[TASK ITEM] The data below is to be written out exactly, with no pictures.
Start of DATASET EXTRACT
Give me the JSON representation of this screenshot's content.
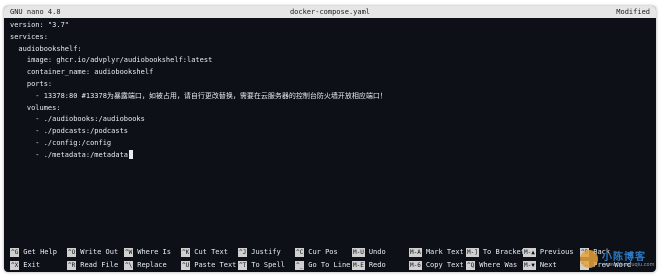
{
  "titlebar": {
    "app": "GNU nano 4.8",
    "filename": "docker-compose.yaml",
    "status": "Modified"
  },
  "editor": {
    "lines": [
      "version: \"3.7\"",
      "services:",
      "  audiobookshelf:",
      "    image: ghcr.io/advplyr/audiobookshelf:latest",
      "    container_name: audiobookshelf",
      "    ports:",
      "      - 13378:80 #13378为暴露端口，如被占用，请自行更改替换，需要在云服务器的控制台防火墙开放相应端口！",
      "    volumes:",
      "      - ./audiobooks:/audiobooks",
      "      - ./podcasts:/podcasts",
      "      - ./config:/config",
      "      - ./metadata:/metadata"
    ]
  },
  "shortcuts": {
    "row1": [
      {
        "key": "^G",
        "label": "Get Help"
      },
      {
        "key": "^O",
        "label": "Write Out"
      },
      {
        "key": "^W",
        "label": "Where Is"
      },
      {
        "key": "^K",
        "label": "Cut Text"
      },
      {
        "key": "^J",
        "label": "Justify"
      },
      {
        "key": "^C",
        "label": "Cur Pos"
      },
      {
        "key": "M-U",
        "label": "Undo"
      },
      {
        "key": "M-A",
        "label": "Mark Text"
      },
      {
        "key": "M-]",
        "label": "To Bracket"
      },
      {
        "key": "M-▲",
        "label": "Previous"
      },
      {
        "key": "^B",
        "label": "Back"
      }
    ],
    "row2": [
      {
        "key": "^X",
        "label": "Exit"
      },
      {
        "key": "^R",
        "label": "Read File"
      },
      {
        "key": "^\\",
        "label": "Replace"
      },
      {
        "key": "^U",
        "label": "Paste Text"
      },
      {
        "key": "^T",
        "label": "To Spell"
      },
      {
        "key": "^_",
        "label": "Go To Line"
      },
      {
        "key": "M-E",
        "label": "Redo"
      },
      {
        "key": "M-6",
        "label": "Copy Text"
      },
      {
        "key": "^Q",
        "label": "Where Was"
      },
      {
        "key": "M-▼",
        "label": "Next"
      },
      {
        "key": "^←",
        "label": "Prev Word"
      }
    ]
  },
  "watermark": {
    "title": "小陈博客",
    "subtitle": "www.chenfuqiu.com"
  },
  "colors": {
    "terminal_bg": "#0d1117",
    "terminal_fg": "#e6edf3",
    "titlebar_bg": "#e6e6e6",
    "key_bg": "#d0d0d0"
  }
}
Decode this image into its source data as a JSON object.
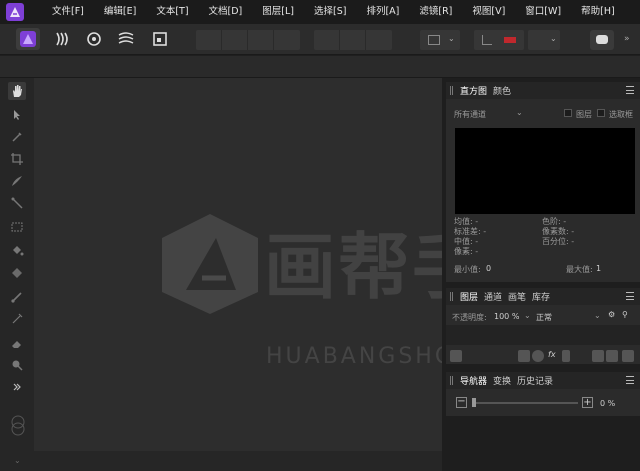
{
  "menu": {
    "items": [
      "文件[F]",
      "编辑[E]",
      "文本[T]",
      "文档[D]",
      "图层[L]",
      "选择[S]",
      "排列[A]",
      "滤镜[R]",
      "视图[V]",
      "窗口[W]",
      "帮助[H]"
    ]
  },
  "toolbar": {
    "more": "»"
  },
  "watermark": {
    "main": "画帮手",
    "sub": "HUABANGSHOU.COM"
  },
  "histogram_panel": {
    "tabs": [
      "直方图",
      "颜色"
    ],
    "channel_select": "所有通道",
    "checkbox_layer": "图层",
    "checkbox_marquee": "选取框",
    "stats_left": [
      "均值: -",
      "标准差: -",
      "中值: -",
      "像素: -"
    ],
    "stats_right": [
      "色阶: -",
      "像素数: -",
      "百分位: -"
    ],
    "min_label": "最小值:",
    "min_value": "0",
    "max_label": "最大值:",
    "max_value": "1"
  },
  "layers_panel": {
    "tabs": [
      "图层",
      "通道",
      "画笔",
      "库存"
    ],
    "opacity_label": "不透明度:",
    "opacity_value": "100 %",
    "blend_mode": "正常",
    "fx": "fx"
  },
  "navigator_panel": {
    "tabs": [
      "导航器",
      "变换",
      "历史记录"
    ],
    "zoom_value": "0 %"
  },
  "colors": {
    "accent": "#7e3fd6",
    "swatch_red": "#c0282d"
  }
}
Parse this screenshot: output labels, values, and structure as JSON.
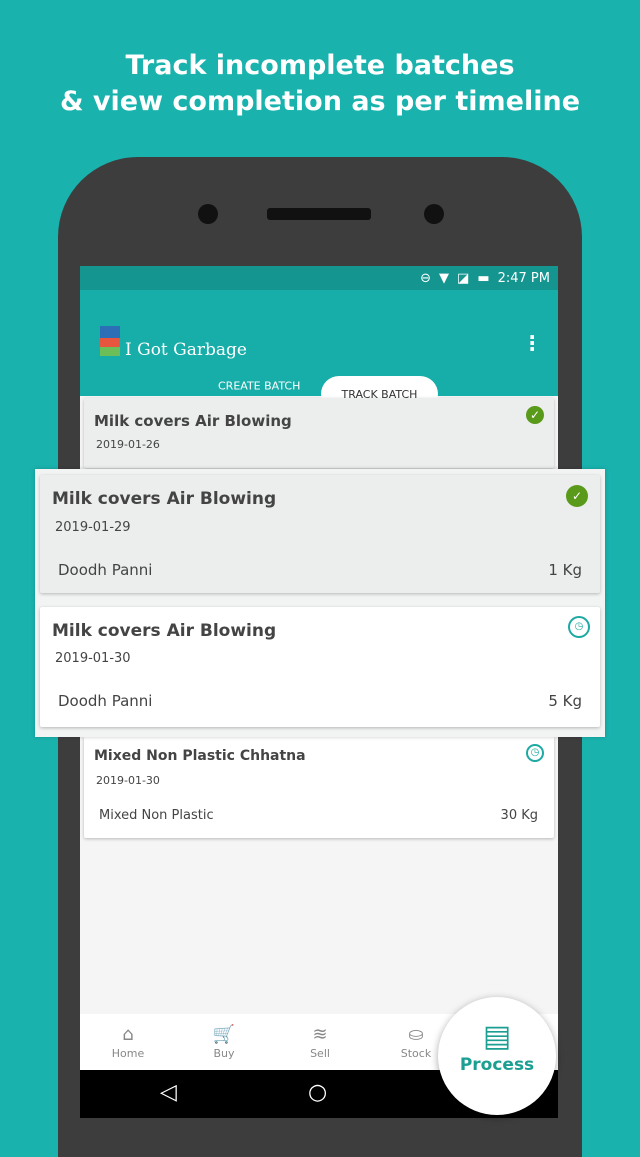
{
  "headline": {
    "line1": "Track incomplete batches",
    "line2": "& view completion as per timeline"
  },
  "status_bar": {
    "time": "2:47 PM"
  },
  "app": {
    "title": "I Got Garbage",
    "tabs": [
      {
        "label": "CREATE BATCH"
      },
      {
        "label": "TRACK BATCH",
        "selected": true
      }
    ]
  },
  "batches": [
    {
      "title": "Milk covers Air Blowing",
      "date": "2019-01-26",
      "status": "complete"
    },
    {
      "title": "Milk covers Air Blowing",
      "date": "2019-01-29",
      "item": "Doodh Panni",
      "weight": "1 Kg",
      "status": "complete"
    },
    {
      "title": "Milk covers Air Blowing",
      "date": "2019-01-30",
      "item": "Doodh Panni",
      "weight": "5 Kg",
      "status": "pending"
    },
    {
      "title": "Mixed Non Plastic Chhatna",
      "date": "2019-01-30",
      "item": "Mixed Non Plastic",
      "weight": "30 Kg",
      "status": "pending"
    }
  ],
  "bottom_nav": [
    {
      "label": "Home",
      "icon": "home-icon"
    },
    {
      "label": "Buy",
      "icon": "cart-icon"
    },
    {
      "label": "Sell",
      "icon": "coins-icon"
    },
    {
      "label": "Stock",
      "icon": "basket-icon"
    },
    {
      "label": "Process",
      "icon": "process-icon",
      "active": true
    }
  ],
  "colors": {
    "background": "#19b2ad",
    "appbar": "#17aeaa",
    "complete": "#5a9a1a",
    "pending": "#1eaaa3"
  }
}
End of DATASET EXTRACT
[TASK ANSWER]
Give me the JSON representation of this screenshot's content.
{
  "titlebar": {
    "app": "GNU nano 4.8",
    "filename": "docker-compose.yaml",
    "status": "Modified"
  },
  "editor": {
    "lines": [
      "version: \"3.7\"",
      "services:",
      "  audiobookshelf:",
      "    image: ghcr.io/advplyr/audiobookshelf:latest",
      "    container_name: audiobookshelf",
      "    ports:",
      "      - 13378:80 #13378为暴露端口，如被占用，请自行更改替换，需要在云服务器的控制台防火墙开放相应端口！",
      "    volumes:",
      "      - ./audiobooks:/audiobooks",
      "      - ./podcasts:/podcasts",
      "      - ./config:/config",
      "      - ./metadata:/metadata"
    ]
  },
  "shortcuts": {
    "row1": [
      {
        "key": "^G",
        "label": "Get Help"
      },
      {
        "key": "^O",
        "label": "Write Out"
      },
      {
        "key": "^W",
        "label": "Where Is"
      },
      {
        "key": "^K",
        "label": "Cut Text"
      },
      {
        "key": "^J",
        "label": "Justify"
      },
      {
        "key": "^C",
        "label": "Cur Pos"
      },
      {
        "key": "M-U",
        "label": "Undo"
      },
      {
        "key": "M-A",
        "label": "Mark Text"
      },
      {
        "key": "M-]",
        "label": "To Bracket"
      },
      {
        "key": "M-▲",
        "label": "Previous"
      },
      {
        "key": "^B",
        "label": "Back"
      }
    ],
    "row2": [
      {
        "key": "^X",
        "label": "Exit"
      },
      {
        "key": "^R",
        "label": "Read File"
      },
      {
        "key": "^\\",
        "label": "Replace"
      },
      {
        "key": "^U",
        "label": "Paste Text"
      },
      {
        "key": "^T",
        "label": "To Spell"
      },
      {
        "key": "^_",
        "label": "Go To Line"
      },
      {
        "key": "M-E",
        "label": "Redo"
      },
      {
        "key": "M-6",
        "label": "Copy Text"
      },
      {
        "key": "^Q",
        "label": "Where Was"
      },
      {
        "key": "M-▼",
        "label": "Next"
      },
      {
        "key": "^←",
        "label": "Prev Word"
      }
    ]
  },
  "watermark": {
    "title": "小陈博客",
    "subtitle": "www.chenfuqiu.com"
  },
  "colors": {
    "terminal_bg": "#0d1117",
    "terminal_fg": "#e6edf3",
    "titlebar_bg": "#e6e6e6",
    "key_bg": "#d0d0d0"
  }
}
Decode this image into its source data as a JSON object.
{
  "menu": {
    "items": [
      "文件[F]",
      "编辑[E]",
      "文本[T]",
      "文档[D]",
      "图层[L]",
      "选择[S]",
      "排列[A]",
      "滤镜[R]",
      "视图[V]",
      "窗口[W]",
      "帮助[H]"
    ]
  },
  "toolbar": {
    "more": "»"
  },
  "watermark": {
    "main": "画帮手",
    "sub": "HUABANGSHOU.COM"
  },
  "histogram_panel": {
    "tabs": [
      "直方图",
      "颜色"
    ],
    "channel_select": "所有通道",
    "checkbox_layer": "图层",
    "checkbox_marquee": "选取框",
    "stats_left": [
      "均值: -",
      "标准差: -",
      "中值: -",
      "像素: -"
    ],
    "stats_right": [
      "色阶: -",
      "像素数: -",
      "百分位: -"
    ],
    "min_label": "最小值:",
    "min_value": "0",
    "max_label": "最大值:",
    "max_value": "1"
  },
  "layers_panel": {
    "tabs": [
      "图层",
      "通道",
      "画笔",
      "库存"
    ],
    "opacity_label": "不透明度:",
    "opacity_value": "100 %",
    "blend_mode": "正常",
    "fx": "fx"
  },
  "navigator_panel": {
    "tabs": [
      "导航器",
      "变换",
      "历史记录"
    ],
    "zoom_value": "0 %"
  },
  "colors": {
    "accent": "#7e3fd6",
    "swatch_red": "#c0282d"
  }
}
Parse this screenshot: output labels, values, and structure as JSON.
{
  "headline": {
    "line1": "Track incomplete batches",
    "line2": "& view completion as per timeline"
  },
  "status_bar": {
    "time": "2:47 PM"
  },
  "app": {
    "title": "I Got Garbage",
    "tabs": [
      {
        "label": "CREATE BATCH"
      },
      {
        "label": "TRACK BATCH",
        "selected": true
      }
    ]
  },
  "batches": [
    {
      "title": "Milk covers Air Blowing",
      "date": "2019-01-26",
      "status": "complete"
    },
    {
      "title": "Milk covers Air Blowing",
      "date": "2019-01-29",
      "item": "Doodh Panni",
      "weight": "1 Kg",
      "status": "complete"
    },
    {
      "title": "Milk covers Air Blowing",
      "date": "2019-01-30",
      "item": "Doodh Panni",
      "weight": "5 Kg",
      "status": "pending"
    },
    {
      "title": "Mixed Non Plastic Chhatna",
      "date": "2019-01-30",
      "item": "Mixed Non Plastic",
      "weight": "30 Kg",
      "status": "pending"
    }
  ],
  "bottom_nav": [
    {
      "label": "Home",
      "icon": "home-icon"
    },
    {
      "label": "Buy",
      "icon": "cart-icon"
    },
    {
      "label": "Sell",
      "icon": "coins-icon"
    },
    {
      "label": "Stock",
      "icon": "basket-icon"
    },
    {
      "label": "Process",
      "icon": "process-icon",
      "active": true
    }
  ],
  "colors": {
    "background": "#19b2ad",
    "appbar": "#17aeaa",
    "complete": "#5a9a1a",
    "pending": "#1eaaa3"
  }
}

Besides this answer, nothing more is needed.